§ **TASK REQUIREMENTS**
Wherever a line in the records contains the word "Center", return that line.

[Excerpts from an interface dataset]
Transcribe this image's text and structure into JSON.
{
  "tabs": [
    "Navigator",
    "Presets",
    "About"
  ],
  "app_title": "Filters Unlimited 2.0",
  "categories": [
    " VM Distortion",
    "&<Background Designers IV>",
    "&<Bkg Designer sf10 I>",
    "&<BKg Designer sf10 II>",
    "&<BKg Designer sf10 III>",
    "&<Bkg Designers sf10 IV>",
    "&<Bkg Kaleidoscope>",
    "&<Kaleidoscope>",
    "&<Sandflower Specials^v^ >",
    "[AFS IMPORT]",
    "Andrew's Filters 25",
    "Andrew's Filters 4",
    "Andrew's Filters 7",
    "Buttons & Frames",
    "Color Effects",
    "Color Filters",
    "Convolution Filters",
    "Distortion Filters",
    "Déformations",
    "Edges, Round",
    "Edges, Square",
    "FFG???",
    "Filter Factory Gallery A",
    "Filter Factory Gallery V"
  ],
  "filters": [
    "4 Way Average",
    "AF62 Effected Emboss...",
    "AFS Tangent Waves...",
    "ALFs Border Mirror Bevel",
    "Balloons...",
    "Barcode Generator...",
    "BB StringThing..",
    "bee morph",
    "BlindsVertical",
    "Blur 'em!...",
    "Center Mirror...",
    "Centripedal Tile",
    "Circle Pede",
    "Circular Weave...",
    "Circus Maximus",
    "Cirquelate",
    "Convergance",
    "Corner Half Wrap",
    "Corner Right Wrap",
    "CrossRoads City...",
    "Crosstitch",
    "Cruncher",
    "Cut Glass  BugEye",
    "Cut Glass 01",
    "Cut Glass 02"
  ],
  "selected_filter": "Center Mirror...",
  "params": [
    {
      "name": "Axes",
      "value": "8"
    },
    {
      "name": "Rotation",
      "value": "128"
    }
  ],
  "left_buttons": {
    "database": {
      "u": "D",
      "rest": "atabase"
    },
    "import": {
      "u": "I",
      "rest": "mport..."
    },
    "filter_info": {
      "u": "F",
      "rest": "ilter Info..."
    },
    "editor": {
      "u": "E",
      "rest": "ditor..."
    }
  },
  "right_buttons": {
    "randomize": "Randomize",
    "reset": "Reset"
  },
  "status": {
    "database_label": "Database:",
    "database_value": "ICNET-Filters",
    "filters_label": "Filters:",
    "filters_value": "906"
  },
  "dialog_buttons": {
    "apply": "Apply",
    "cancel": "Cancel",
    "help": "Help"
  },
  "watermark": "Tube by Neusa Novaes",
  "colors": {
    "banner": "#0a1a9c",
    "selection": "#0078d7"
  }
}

§ **RESULT BELOW**
    "Center Mirror...",
  "selected_filter": "Center Mirror...",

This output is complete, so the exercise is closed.